***** Exercise materials

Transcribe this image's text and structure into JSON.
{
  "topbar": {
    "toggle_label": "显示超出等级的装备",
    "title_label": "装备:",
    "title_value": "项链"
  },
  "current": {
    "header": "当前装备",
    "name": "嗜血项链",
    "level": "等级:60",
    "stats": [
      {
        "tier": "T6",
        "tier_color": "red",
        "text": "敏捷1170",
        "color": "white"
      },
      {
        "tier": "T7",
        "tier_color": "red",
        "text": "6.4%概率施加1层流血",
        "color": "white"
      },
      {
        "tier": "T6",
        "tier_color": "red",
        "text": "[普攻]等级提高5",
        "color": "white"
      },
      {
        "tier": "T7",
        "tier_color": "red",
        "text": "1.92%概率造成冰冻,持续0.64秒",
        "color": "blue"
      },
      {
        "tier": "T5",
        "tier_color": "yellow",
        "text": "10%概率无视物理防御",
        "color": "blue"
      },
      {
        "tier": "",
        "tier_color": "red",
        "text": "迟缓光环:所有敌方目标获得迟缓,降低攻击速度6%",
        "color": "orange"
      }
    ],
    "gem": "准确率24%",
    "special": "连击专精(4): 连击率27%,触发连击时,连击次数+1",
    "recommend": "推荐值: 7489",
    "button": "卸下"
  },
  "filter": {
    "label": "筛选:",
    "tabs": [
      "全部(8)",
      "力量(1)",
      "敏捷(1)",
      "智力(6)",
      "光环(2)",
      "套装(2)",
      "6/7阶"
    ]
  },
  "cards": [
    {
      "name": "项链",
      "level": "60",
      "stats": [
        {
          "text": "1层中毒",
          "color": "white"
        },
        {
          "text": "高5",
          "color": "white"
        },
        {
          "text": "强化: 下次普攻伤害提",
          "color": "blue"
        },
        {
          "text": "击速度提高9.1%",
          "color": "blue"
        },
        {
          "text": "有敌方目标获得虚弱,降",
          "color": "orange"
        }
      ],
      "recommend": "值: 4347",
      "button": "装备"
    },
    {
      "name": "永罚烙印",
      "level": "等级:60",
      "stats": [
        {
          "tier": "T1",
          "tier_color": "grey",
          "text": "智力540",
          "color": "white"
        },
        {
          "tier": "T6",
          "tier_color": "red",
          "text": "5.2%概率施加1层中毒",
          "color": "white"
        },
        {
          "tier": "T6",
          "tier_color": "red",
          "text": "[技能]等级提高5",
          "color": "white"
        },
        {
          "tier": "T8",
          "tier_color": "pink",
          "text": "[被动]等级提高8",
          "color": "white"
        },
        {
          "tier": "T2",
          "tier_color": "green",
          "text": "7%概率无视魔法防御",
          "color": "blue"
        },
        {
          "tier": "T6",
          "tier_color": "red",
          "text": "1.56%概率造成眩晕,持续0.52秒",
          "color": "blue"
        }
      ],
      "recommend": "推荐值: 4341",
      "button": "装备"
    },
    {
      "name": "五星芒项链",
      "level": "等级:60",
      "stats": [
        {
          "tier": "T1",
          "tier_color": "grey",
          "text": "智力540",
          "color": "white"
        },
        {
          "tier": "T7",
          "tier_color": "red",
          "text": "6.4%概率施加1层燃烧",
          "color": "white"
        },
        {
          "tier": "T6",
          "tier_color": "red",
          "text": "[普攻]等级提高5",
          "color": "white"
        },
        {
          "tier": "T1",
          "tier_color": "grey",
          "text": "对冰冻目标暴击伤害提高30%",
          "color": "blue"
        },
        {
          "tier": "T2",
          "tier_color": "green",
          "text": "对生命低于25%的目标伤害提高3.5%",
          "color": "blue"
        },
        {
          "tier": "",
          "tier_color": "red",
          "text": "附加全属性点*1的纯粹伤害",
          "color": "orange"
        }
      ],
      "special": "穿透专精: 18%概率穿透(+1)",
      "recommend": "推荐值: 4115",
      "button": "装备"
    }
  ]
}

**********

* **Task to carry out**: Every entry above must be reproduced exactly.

* **Solved exercise**:
Transcribe this image's text and structure into JSON.
{
  "topbar": {
    "toggle_label": "显示超出等级的装备",
    "title_label": "装备:",
    "title_value": "项链"
  },
  "current": {
    "header": "当前装备",
    "name": "嗜血项链",
    "level": "等级:60",
    "stats": [
      {
        "tier": "T6",
        "tier_color": "red",
        "text": "敏捷1170",
        "color": "white"
      },
      {
        "tier": "T7",
        "tier_color": "red",
        "text": "6.4%概率施加1层流血",
        "color": "white"
      },
      {
        "tier": "T6",
        "tier_color": "red",
        "text": "[普攻]等级提高5",
        "color": "white"
      },
      {
        "tier": "T7",
        "tier_color": "red",
        "text": "1.92%概率造成冰冻,持续0.64秒",
        "color": "blue"
      },
      {
        "tier": "T5",
        "tier_color": "yellow",
        "text": "10%概率无视物理防御",
        "color": "blue"
      },
      {
        "tier": "",
        "tier_color": "red",
        "text": "迟缓光环:所有敌方目标获得迟缓,降低攻击速度6%",
        "color": "orange"
      }
    ],
    "gem": "准确率24%",
    "special": "连击专精(4): 连击率27%,触发连击时,连击次数+1",
    "recommend": "推荐值: 7489",
    "button": "卸下"
  },
  "filter": {
    "label": "筛选:",
    "tabs": [
      "全部(8)",
      "力量(1)",
      "敏捷(1)",
      "智力(6)",
      "光环(2)",
      "套装(2)",
      "6/7阶"
    ]
  },
  "cards": [
    {
      "name": "项链",
      "level": "60",
      "stats": [
        {
          "text": "1层中毒",
          "color": "white"
        },
        {
          "text": "高5",
          "color": "white"
        },
        {
          "text": "强化: 下次普攻伤害提",
          "color": "blue"
        },
        {
          "text": "击速度提高9.1%",
          "color": "blue"
        },
        {
          "text": "有敌方目标获得虚弱,降",
          "color": "orange"
        }
      ],
      "recommend": "值: 4347",
      "button": "装备"
    },
    {
      "name": "永罚烙印",
      "level": "等级:60",
      "stats": [
        {
          "tier": "T1",
          "tier_color": "grey",
          "text": "智力540",
          "color": "white"
        },
        {
          "tier": "T6",
          "tier_color": "red",
          "text": "5.2%概率施加1层中毒",
          "color": "white"
        },
        {
          "tier": "T6",
          "tier_color": "red",
          "text": "[技能]等级提高5",
          "color": "white"
        },
        {
          "tier": "T8",
          "tier_color": "pink",
          "text": "[被动]等级提高8",
          "color": "white"
        },
        {
          "tier": "T2",
          "tier_color": "green",
          "text": "7%概率无视魔法防御",
          "color": "blue"
        },
        {
          "tier": "T6",
          "tier_color": "red",
          "text": "1.56%概率造成眩晕,持续0.52秒",
          "color": "blue"
        }
      ],
      "recommend": "推荐值: 4341",
      "button": "装备"
    },
    {
      "name": "五星芒项链",
      "level": "等级:60",
      "stats": [
        {
          "tier": "T1",
          "tier_color": "grey",
          "text": "智力540",
          "color": "white"
        },
        {
          "tier": "T7",
          "tier_color": "red",
          "text": "6.4%概率施加1层燃烧",
          "color": "white"
        },
        {
          "tier": "T6",
          "tier_color": "red",
          "text": "[普攻]等级提高5",
          "color": "white"
        },
        {
          "tier": "T1",
          "tier_color": "grey",
          "text": "对冰冻目标暴击伤害提高30%",
          "color": "blue"
        },
        {
          "tier": "T2",
          "tier_color": "green",
          "text": "对生命低于25%的目标伤害提高3.5%",
          "color": "blue"
        },
        {
          "tier": "",
          "tier_color": "red",
          "text": "附加全属性点*1的纯粹伤害",
          "color": "orange"
        }
      ],
      "special": "穿透专精: 18%概率穿透(+1)",
      "recommend": "推荐值: 4115",
      "button": "装备"
    }
  ]
}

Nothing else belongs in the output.